Website and app data records:

=-=-=

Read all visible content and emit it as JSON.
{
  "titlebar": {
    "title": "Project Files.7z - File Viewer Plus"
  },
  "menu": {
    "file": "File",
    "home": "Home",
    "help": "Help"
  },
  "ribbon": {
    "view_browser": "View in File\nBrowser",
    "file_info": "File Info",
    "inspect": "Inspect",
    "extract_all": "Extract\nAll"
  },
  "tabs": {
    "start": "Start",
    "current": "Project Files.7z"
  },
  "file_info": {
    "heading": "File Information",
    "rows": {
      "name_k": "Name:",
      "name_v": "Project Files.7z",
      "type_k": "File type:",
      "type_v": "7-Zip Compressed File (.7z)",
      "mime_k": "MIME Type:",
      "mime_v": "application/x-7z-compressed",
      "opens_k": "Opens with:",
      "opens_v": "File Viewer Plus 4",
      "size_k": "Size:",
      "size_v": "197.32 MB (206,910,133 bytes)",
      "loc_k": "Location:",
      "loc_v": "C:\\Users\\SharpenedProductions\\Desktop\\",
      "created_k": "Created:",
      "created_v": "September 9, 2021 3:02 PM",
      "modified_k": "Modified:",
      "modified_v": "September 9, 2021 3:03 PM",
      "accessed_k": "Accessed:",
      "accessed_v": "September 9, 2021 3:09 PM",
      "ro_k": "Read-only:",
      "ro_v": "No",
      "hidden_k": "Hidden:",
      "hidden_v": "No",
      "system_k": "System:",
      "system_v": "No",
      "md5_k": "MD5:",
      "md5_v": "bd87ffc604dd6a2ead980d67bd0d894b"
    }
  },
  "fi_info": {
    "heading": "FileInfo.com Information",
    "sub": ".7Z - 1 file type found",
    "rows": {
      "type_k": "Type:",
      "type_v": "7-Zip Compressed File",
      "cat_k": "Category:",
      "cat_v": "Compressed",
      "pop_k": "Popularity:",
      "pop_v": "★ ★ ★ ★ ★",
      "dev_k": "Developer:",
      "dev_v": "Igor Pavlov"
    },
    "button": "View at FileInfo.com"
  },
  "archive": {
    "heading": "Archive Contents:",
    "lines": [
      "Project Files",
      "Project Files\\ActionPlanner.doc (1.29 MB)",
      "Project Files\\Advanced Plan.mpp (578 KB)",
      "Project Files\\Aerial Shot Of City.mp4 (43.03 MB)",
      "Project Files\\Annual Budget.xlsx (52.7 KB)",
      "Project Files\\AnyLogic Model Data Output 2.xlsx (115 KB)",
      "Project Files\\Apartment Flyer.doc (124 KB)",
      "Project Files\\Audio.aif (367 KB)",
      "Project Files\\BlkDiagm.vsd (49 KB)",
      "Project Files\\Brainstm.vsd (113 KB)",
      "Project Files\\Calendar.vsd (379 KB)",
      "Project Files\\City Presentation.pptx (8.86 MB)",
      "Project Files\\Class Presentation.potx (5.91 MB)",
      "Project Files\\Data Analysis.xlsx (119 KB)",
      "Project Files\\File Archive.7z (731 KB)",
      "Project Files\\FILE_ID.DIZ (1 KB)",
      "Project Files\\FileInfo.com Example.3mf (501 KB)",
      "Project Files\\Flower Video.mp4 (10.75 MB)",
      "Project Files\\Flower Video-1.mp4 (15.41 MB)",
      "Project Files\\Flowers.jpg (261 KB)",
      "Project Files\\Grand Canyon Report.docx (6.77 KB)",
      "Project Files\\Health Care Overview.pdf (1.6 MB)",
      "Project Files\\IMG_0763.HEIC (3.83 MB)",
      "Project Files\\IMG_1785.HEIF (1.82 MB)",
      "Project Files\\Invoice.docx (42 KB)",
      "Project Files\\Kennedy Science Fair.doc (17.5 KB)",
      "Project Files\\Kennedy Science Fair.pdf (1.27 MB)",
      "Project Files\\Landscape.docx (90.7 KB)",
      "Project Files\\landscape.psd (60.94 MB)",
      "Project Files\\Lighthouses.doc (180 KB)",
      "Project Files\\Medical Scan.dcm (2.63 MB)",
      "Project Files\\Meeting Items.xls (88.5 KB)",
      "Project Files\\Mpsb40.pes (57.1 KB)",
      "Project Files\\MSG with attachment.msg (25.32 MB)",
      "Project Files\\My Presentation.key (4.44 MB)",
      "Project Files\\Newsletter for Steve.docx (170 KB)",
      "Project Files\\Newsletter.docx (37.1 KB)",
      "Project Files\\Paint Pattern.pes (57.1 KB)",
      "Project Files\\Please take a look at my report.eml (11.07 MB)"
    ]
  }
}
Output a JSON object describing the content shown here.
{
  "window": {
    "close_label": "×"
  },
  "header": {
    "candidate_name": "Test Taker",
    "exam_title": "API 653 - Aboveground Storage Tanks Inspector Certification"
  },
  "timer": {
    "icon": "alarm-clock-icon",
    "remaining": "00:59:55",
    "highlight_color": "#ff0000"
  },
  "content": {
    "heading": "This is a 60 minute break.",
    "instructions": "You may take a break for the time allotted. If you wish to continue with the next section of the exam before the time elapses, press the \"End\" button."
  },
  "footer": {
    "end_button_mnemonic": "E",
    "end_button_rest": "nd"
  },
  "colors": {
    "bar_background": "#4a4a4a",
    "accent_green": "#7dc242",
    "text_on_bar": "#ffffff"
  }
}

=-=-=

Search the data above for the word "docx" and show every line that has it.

      "Project Files\\Grand Canyon Report.docx (6.77 KB)",
      "Project Files\\Invoice.docx (42 KB)",
      "Project Files\\Landscape.docx (90.7 KB)",
      "Project Files\\Newsletter for Steve.docx (170 KB)",
      "Project Files\\Newsletter.docx (37.1 KB)",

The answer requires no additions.